| REQUIRED WORK |
Set down each record exactly. Omit the pictures.

| RECORDS PROVIDED |
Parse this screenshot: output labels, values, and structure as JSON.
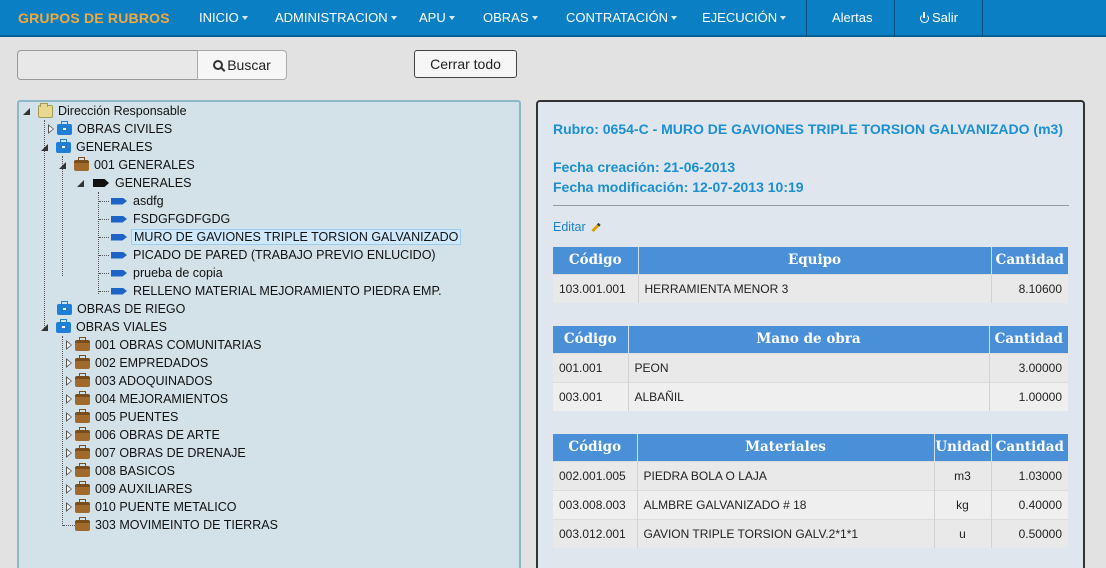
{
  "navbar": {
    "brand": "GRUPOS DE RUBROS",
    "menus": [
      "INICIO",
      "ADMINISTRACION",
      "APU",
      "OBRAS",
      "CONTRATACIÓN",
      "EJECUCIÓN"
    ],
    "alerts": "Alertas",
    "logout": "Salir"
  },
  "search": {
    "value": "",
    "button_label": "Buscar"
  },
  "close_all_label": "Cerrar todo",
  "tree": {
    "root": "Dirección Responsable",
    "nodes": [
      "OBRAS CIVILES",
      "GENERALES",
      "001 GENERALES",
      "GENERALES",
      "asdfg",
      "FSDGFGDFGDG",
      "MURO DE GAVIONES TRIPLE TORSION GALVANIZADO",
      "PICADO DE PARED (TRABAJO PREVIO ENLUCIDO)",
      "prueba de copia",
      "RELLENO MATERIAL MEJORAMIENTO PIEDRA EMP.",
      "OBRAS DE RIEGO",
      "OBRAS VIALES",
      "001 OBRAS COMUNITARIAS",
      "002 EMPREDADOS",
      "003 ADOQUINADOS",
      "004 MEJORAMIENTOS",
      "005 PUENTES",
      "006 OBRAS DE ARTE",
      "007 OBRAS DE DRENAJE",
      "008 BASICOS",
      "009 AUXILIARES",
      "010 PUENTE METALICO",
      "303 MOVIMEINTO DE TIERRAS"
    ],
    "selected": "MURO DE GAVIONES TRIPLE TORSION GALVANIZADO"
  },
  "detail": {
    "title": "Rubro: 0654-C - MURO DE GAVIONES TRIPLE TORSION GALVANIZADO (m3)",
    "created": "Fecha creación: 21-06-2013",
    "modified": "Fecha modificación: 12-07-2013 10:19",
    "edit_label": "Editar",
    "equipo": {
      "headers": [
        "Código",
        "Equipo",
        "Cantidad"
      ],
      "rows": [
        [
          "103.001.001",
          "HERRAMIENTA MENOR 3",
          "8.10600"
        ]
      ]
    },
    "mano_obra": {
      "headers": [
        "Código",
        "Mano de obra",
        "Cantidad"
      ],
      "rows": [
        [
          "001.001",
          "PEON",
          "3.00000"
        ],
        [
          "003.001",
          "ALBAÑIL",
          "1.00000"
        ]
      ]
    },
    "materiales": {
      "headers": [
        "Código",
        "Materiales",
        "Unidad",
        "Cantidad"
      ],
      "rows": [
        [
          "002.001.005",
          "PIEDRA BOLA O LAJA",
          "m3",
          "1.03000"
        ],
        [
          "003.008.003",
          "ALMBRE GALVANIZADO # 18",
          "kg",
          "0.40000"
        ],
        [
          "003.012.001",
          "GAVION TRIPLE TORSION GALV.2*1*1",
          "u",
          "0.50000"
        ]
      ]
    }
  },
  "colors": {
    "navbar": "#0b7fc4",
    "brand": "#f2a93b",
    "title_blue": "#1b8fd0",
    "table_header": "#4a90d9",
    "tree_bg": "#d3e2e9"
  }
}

| RESPONSE BOX |
Parse this screenshot: output labels, values, and structure as JSON.
{
  "navbar": {
    "brand": "GRUPOS DE RUBROS",
    "menus": [
      "INICIO",
      "ADMINISTRACION",
      "APU",
      "OBRAS",
      "CONTRATACIÓN",
      "EJECUCIÓN"
    ],
    "alerts": "Alertas",
    "logout": "Salir"
  },
  "search": {
    "value": "",
    "button_label": "Buscar"
  },
  "close_all_label": "Cerrar todo",
  "tree": {
    "root": "Dirección Responsable",
    "nodes": [
      "OBRAS CIVILES",
      "GENERALES",
      "001 GENERALES",
      "GENERALES",
      "asdfg",
      "FSDGFGDFGDG",
      "MURO DE GAVIONES TRIPLE TORSION GALVANIZADO",
      "PICADO DE PARED (TRABAJO PREVIO ENLUCIDO)",
      "prueba de copia",
      "RELLENO MATERIAL MEJORAMIENTO PIEDRA EMP.",
      "OBRAS DE RIEGO",
      "OBRAS VIALES",
      "001 OBRAS COMUNITARIAS",
      "002 EMPREDADOS",
      "003 ADOQUINADOS",
      "004 MEJORAMIENTOS",
      "005 PUENTES",
      "006 OBRAS DE ARTE",
      "007 OBRAS DE DRENAJE",
      "008 BASICOS",
      "009 AUXILIARES",
      "010 PUENTE METALICO",
      "303 MOVIMEINTO DE TIERRAS"
    ],
    "selected": "MURO DE GAVIONES TRIPLE TORSION GALVANIZADO"
  },
  "detail": {
    "title": "Rubro: 0654-C - MURO DE GAVIONES TRIPLE TORSION GALVANIZADO (m3)",
    "created": "Fecha creación: 21-06-2013",
    "modified": "Fecha modificación: 12-07-2013 10:19",
    "edit_label": "Editar",
    "equipo": {
      "headers": [
        "Código",
        "Equipo",
        "Cantidad"
      ],
      "rows": [
        [
          "103.001.001",
          "HERRAMIENTA MENOR 3",
          "8.10600"
        ]
      ]
    },
    "mano_obra": {
      "headers": [
        "Código",
        "Mano de obra",
        "Cantidad"
      ],
      "rows": [
        [
          "001.001",
          "PEON",
          "3.00000"
        ],
        [
          "003.001",
          "ALBAÑIL",
          "1.00000"
        ]
      ]
    },
    "materiales": {
      "headers": [
        "Código",
        "Materiales",
        "Unidad",
        "Cantidad"
      ],
      "rows": [
        [
          "002.001.005",
          "PIEDRA BOLA O LAJA",
          "m3",
          "1.03000"
        ],
        [
          "003.008.003",
          "ALMBRE GALVANIZADO # 18",
          "kg",
          "0.40000"
        ],
        [
          "003.012.001",
          "GAVION TRIPLE TORSION GALV.2*1*1",
          "u",
          "0.50000"
        ]
      ]
    }
  },
  "colors": {
    "navbar": "#0b7fc4",
    "brand": "#f2a93b",
    "title_blue": "#1b8fd0",
    "table_header": "#4a90d9",
    "tree_bg": "#d3e2e9"
  }
}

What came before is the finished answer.